▶ _What the task requires_
If a line in the data holds the string "боеприпаса", list it.

The data section start

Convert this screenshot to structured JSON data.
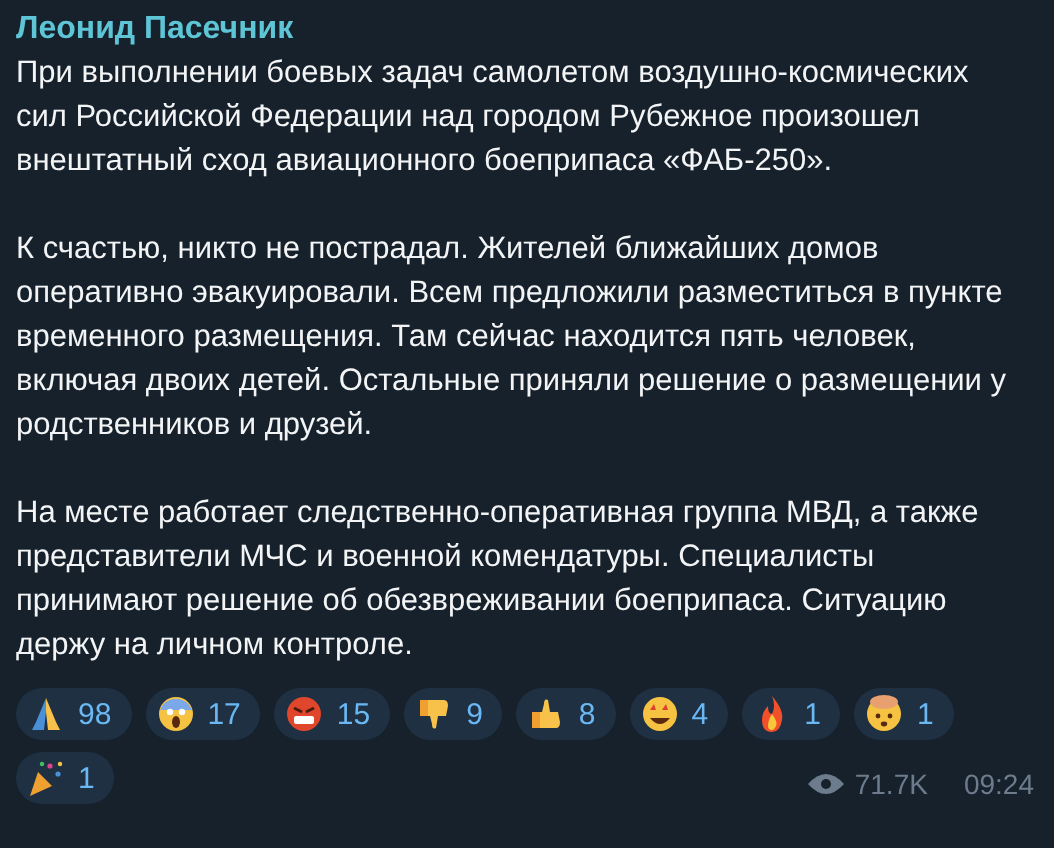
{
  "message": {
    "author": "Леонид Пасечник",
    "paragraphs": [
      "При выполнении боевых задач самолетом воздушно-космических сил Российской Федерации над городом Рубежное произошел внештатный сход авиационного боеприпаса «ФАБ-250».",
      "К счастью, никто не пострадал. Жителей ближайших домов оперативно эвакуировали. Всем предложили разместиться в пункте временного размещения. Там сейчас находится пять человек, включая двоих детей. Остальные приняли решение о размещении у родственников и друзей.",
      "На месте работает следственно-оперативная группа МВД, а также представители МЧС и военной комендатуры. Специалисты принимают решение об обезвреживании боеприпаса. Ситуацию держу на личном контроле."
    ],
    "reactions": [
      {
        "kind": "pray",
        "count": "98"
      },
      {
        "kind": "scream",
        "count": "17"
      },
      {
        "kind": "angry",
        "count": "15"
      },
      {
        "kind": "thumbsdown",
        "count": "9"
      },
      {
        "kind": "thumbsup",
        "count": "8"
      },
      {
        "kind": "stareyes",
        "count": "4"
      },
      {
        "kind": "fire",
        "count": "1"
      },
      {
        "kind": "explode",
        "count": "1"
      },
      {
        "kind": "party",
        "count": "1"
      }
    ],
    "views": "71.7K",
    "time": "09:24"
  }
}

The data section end

▶ _Answer to the exercise_
      "При выполнении боевых задач самолетом воздушно-космических сил Российской Федерации над городом Рубежное произошел внештатный сход авиационного боеприпаса «ФАБ-250».",
      "На месте работает следственно-оперативная группа МВД, а также представители МЧС и военной комендатуры. Специалисты принимают решение об обезвреживании боеприпаса. Ситуацию держу на личном контроле."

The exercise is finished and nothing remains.